    Their 12 straight wins are two away from the franchise record and if they win on Wednesday they will become just the fifth American League team in 20 years to win 13 straight games. They have more shutouts than runs allowed since the All-Star break and they haven't lost a game to an American League team in more than a month. This is a historic run, folks, and it bodes very well for the remainder of the season.

    It doesn't mean that there's nothing to worry about, however. The Rangers are a very good team, but there are still a few little details that stick out and make you think it won't be all smooth sailing until October.

    Think of them as those hairs that get stuck in your collar after a haircut. They don't ruin the look or make you want to stop getting haircuts, they're just these itchy reminders that there are downsides to almost everything in life. These three things are the leftover hairs from the Rangers' transformation into the hottest team in baseball.

    The Bullpen - The Rangers relief corps has been maligned often this season and most of the maligning has been with good reason. You haven't heard a peep about their shortcomings during this streak, though that has more to do with the spectacularly good starting pitching than anything the pen has done in their limited work.

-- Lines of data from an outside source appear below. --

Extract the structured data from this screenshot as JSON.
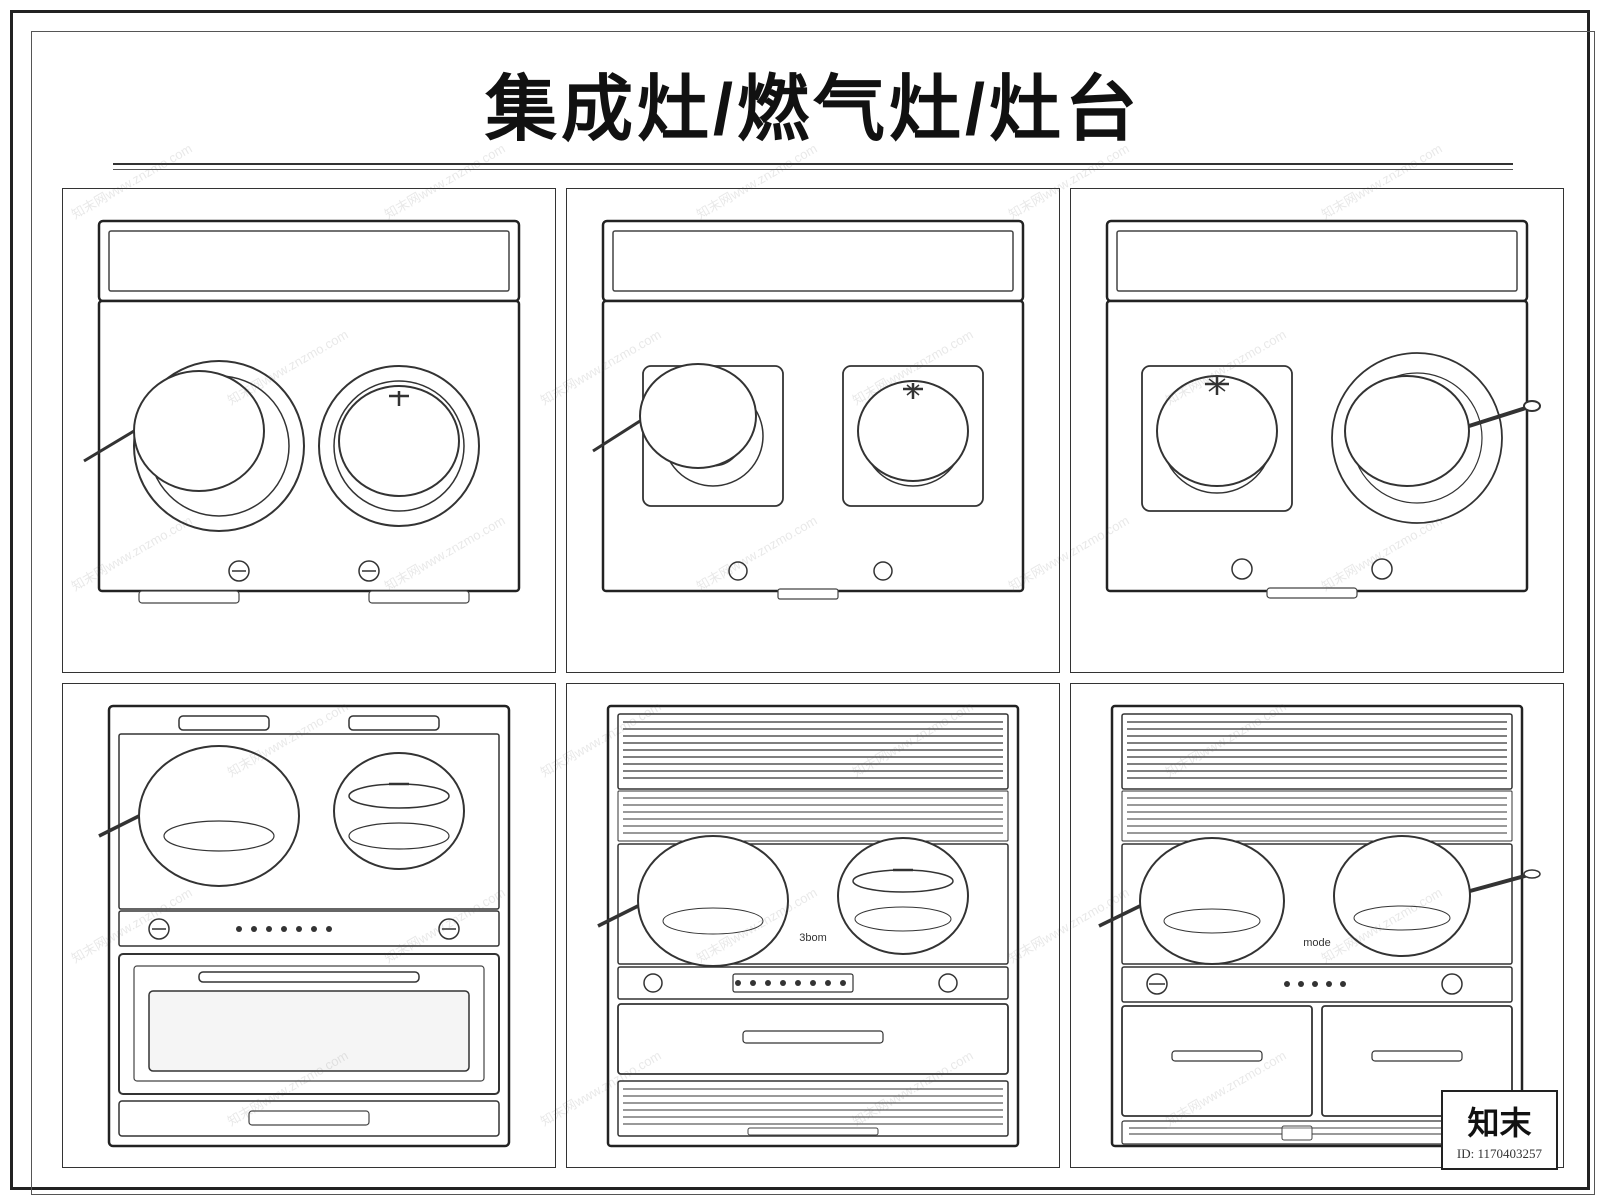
{
  "title": "集成灶/燃气灶/灶台",
  "watermark_text": "www.znzmo.com",
  "logo": {
    "name": "知末",
    "id_label": "ID: 1170403257"
  },
  "appliances": [
    {
      "id": "top-left",
      "type": "gas-stove-top-view-1"
    },
    {
      "id": "top-center",
      "type": "gas-stove-top-view-2"
    },
    {
      "id": "top-right",
      "type": "gas-stove-top-view-3"
    },
    {
      "id": "bottom-left",
      "type": "integrated-stove-front-1"
    },
    {
      "id": "bottom-center",
      "type": "integrated-stove-front-2"
    },
    {
      "id": "bottom-right",
      "type": "integrated-stove-front-3"
    }
  ]
}
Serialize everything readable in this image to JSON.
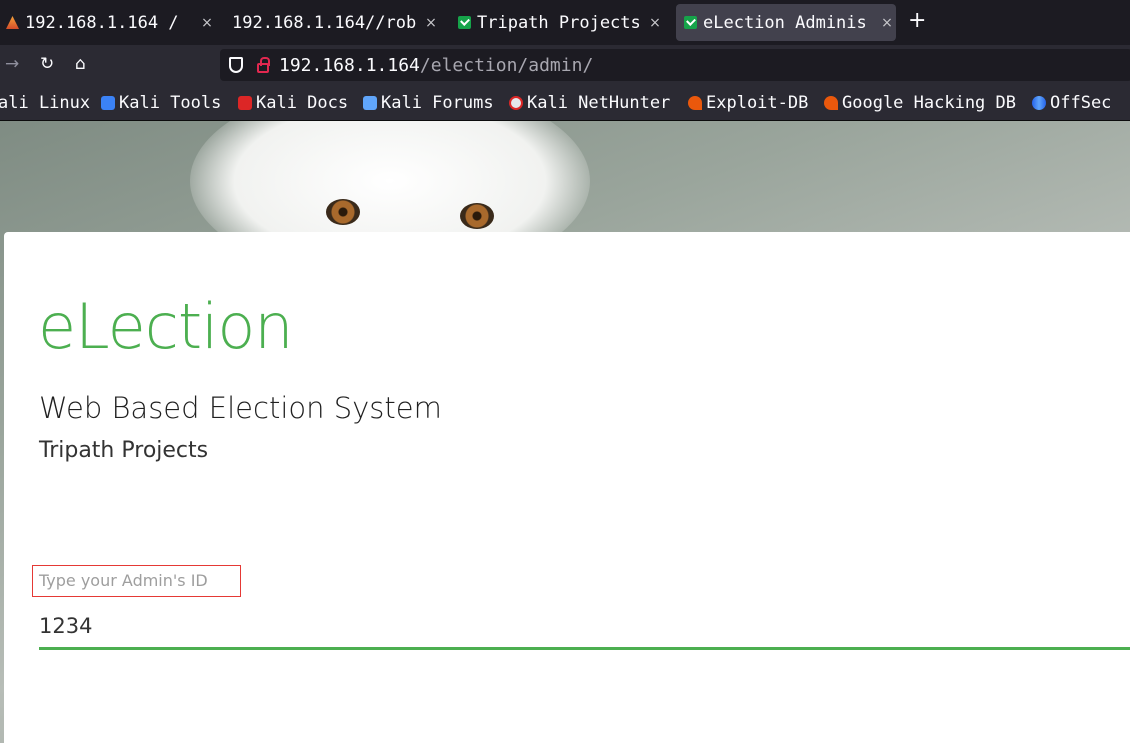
{
  "browser": {
    "tabs": [
      {
        "title": "192.168.1.164 /",
        "favicon": "kali-icon",
        "active": false
      },
      {
        "title": "192.168.1.164//rob",
        "favicon": "",
        "active": false
      },
      {
        "title": "Tripath Projects",
        "favicon": "check-shield-icon",
        "active": false
      },
      {
        "title": "eLection Adminis",
        "favicon": "check-shield-icon",
        "active": true
      }
    ],
    "new_tab": "+",
    "close_glyph": "×",
    "url_host": "192.168.1.164",
    "url_path": "/election/admin/",
    "bookmarks": [
      {
        "label": "ali Linux",
        "icon": ""
      },
      {
        "label": "Kali Tools",
        "icon": "kali-tools-icon"
      },
      {
        "label": "Kali Docs",
        "icon": "kali-docs-icon"
      },
      {
        "label": "Kali Forums",
        "icon": "kali-forums-icon"
      },
      {
        "label": "Kali NetHunter",
        "icon": "nethunter-icon"
      },
      {
        "label": "Exploit-DB",
        "icon": "exploit-db-icon"
      },
      {
        "label": "Google Hacking DB",
        "icon": "ghdb-icon"
      },
      {
        "label": "OffSec",
        "icon": "offsec-icon"
      }
    ]
  },
  "page": {
    "brand": "eLection",
    "subtitle": "Web Based Election System",
    "org": "Tripath Projects",
    "admin_id_label": "Type your Admin's ID",
    "admin_id_value": "1234"
  },
  "colors": {
    "accent": "#4caf50",
    "highlight_box": "#e53935"
  }
}
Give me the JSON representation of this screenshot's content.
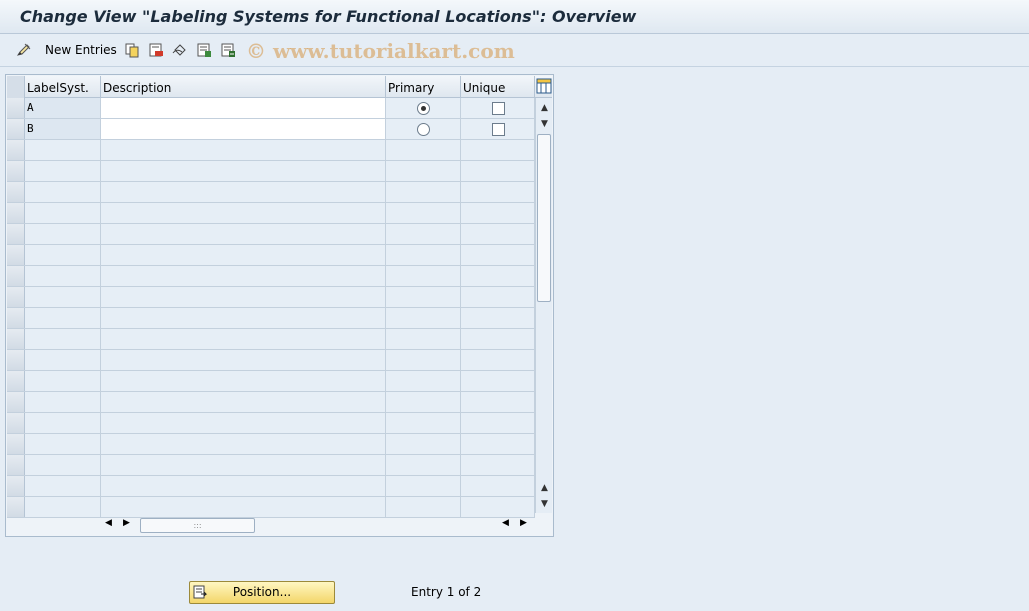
{
  "window": {
    "title": "Change View \"Labeling Systems for Functional Locations\": Overview"
  },
  "toolbar": {
    "new_entries_label": "New Entries",
    "watermark": "© www.tutorialkart.com"
  },
  "table": {
    "columns": [
      "LabelSyst.",
      "Description",
      "Primary",
      "Unique"
    ],
    "rows": [
      {
        "labelsyst": "A",
        "description": "",
        "primary": true,
        "unique": false
      },
      {
        "labelsyst": "B",
        "description": "",
        "primary": false,
        "unique": false
      }
    ]
  },
  "footer": {
    "position_button_label": "Position...",
    "entry_info": "Entry 1 of 2"
  },
  "icons": {
    "toolbar": [
      "edit-pen-icon",
      "copy-icon",
      "delete-icon",
      "undo-icon",
      "select-all-icon",
      "deselect-icon"
    ],
    "table_settings": "table-settings-icon"
  }
}
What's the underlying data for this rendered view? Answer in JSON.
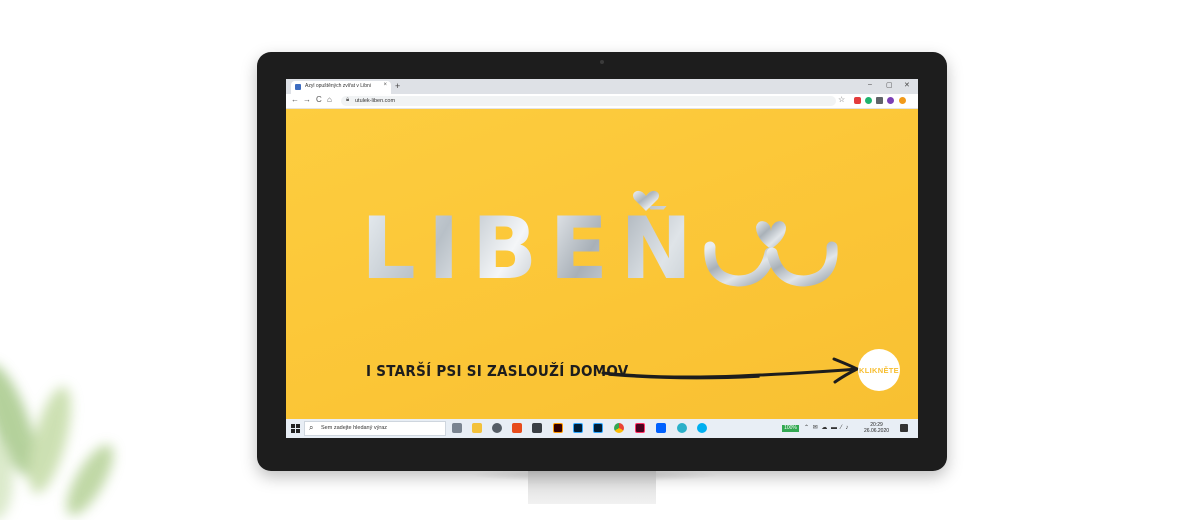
{
  "browser": {
    "tab_title": "Azyl opuštěných zvířat v Libni",
    "new_tab_glyph": "+",
    "tab_close_glyph": "×",
    "minimize_glyph": "–",
    "maximize_glyph": "▢",
    "close_glyph": "✕",
    "back_glyph": "←",
    "forward_glyph": "→",
    "reload_glyph": "C",
    "home_glyph": "⌂",
    "url": "utulek-liben.com",
    "star_glyph": "☆"
  },
  "page": {
    "logo_text": "LIBEŇ",
    "tagline": "I STARŠÍ PSI SI ZASLOUŽÍ DOMOV",
    "cta_label": "KLIKNĚTE",
    "background_color": "#fcc839",
    "cta_text_color": "#f7be2f"
  },
  "taskbar": {
    "search_placeholder": "Sem zadejte hledaný výraz",
    "battery_label": "100%",
    "time": "20:29",
    "date": "26.06.2020",
    "apps": [
      "task-view-icon",
      "file-explorer-icon",
      "settings-icon",
      "office-icon",
      "store-icon",
      "illustrator-icon",
      "photoshop-icon",
      "lightroom-icon",
      "chrome-icon",
      "indesign-icon",
      "dropbox-icon",
      "edge-icon",
      "skype-icon"
    ]
  }
}
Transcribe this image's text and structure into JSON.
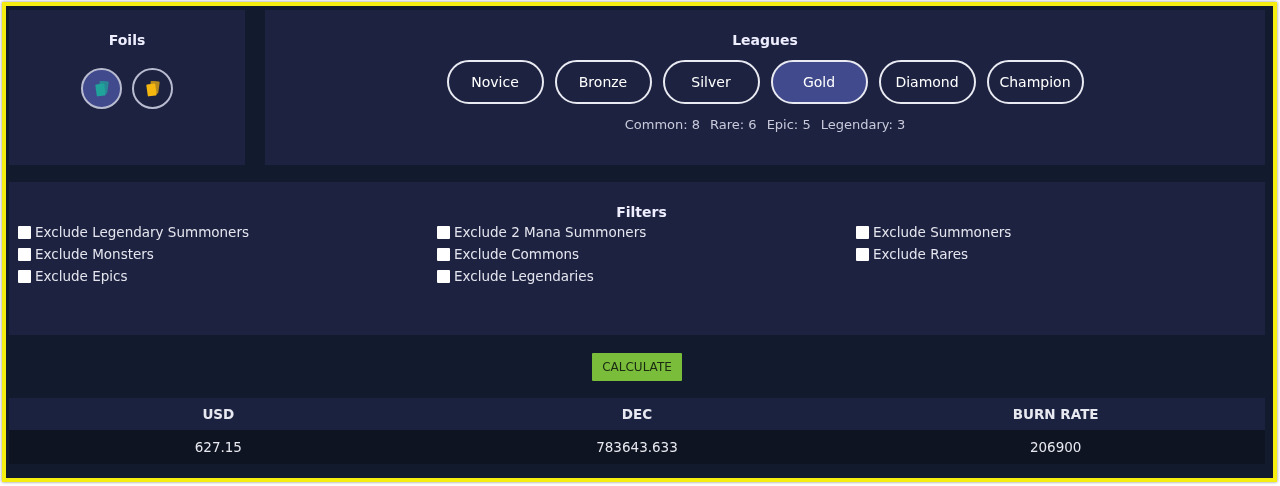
{
  "foils": {
    "title": "Foils",
    "options": [
      {
        "selected": true,
        "color": "#1fa39a"
      },
      {
        "selected": false,
        "color": "#f5b70f"
      }
    ]
  },
  "leagues": {
    "title": "Leagues",
    "options": [
      {
        "label": "Novice",
        "selected": false
      },
      {
        "label": "Bronze",
        "selected": false
      },
      {
        "label": "Silver",
        "selected": false
      },
      {
        "label": "Gold",
        "selected": true
      },
      {
        "label": "Diamond",
        "selected": false
      },
      {
        "label": "Champion",
        "selected": false
      }
    ],
    "counts": [
      "Common: 8",
      "Rare: 6",
      "Epic: 5",
      "Legendary: 3"
    ]
  },
  "filters": {
    "title": "Filters",
    "items": [
      {
        "label": "Exclude Legendary Summoners",
        "checked": false
      },
      {
        "label": "Exclude 2 Mana Summoners",
        "checked": false
      },
      {
        "label": "Exclude Summoners",
        "checked": false
      },
      {
        "label": "Exclude Monsters",
        "checked": false
      },
      {
        "label": "Exclude Commons",
        "checked": false
      },
      {
        "label": "Exclude Rares",
        "checked": false
      },
      {
        "label": "Exclude Epics",
        "checked": false
      },
      {
        "label": "Exclude Legendaries",
        "checked": false
      }
    ]
  },
  "calculate_button": "CALCULATE",
  "table": {
    "columns": [
      "USD",
      "DEC",
      "BURN RATE"
    ],
    "rows": [
      [
        "627.15",
        "783643.633",
        "206900"
      ]
    ]
  }
}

    Obviously, the perils of weak relief pitching matter less when your pitchers go seven or eight innings, but there is going to come a time when the rotation cools off. That means that the flaws of the pen will come back into focus unless the Rangers act to shore things up before the deadline. 

    On-Base Percentage - This isn't a team-wide concern, as the Rangers are third-best in the AL when it comes to getting on base. It's more of a concern in the middle of the lineup where Adrian Beltre (.311) and Nelson Cruz (.293) both lag well behind their peers. That's well-balanced by their power, of course, but it isn't hard to imagine an offensive downturn caused by the all-or-nothingness in the middle of the order skewing more toward nothing.

    Alexi Ogando - It seems strange to worry about anything having to do with Ogando after Tuesday night's performance, but handling his workload down the stretch is going to play a big role in the final reckoning. Finding ways to rest him seems easy enough by slotting in Scott Feldman or Tommy Hunter for a start, but that assumes no negative results from irregular activity or fatigue from a pitcher who is going to blow past his previous workload.

    The Yankees couldn't make it work with Joba Chamberlain in 2009 and other teams have struggled with relying on a player and resting him at the same team as well. The Rangers will have to tread carefully in waters that haven't been well mapped in the past.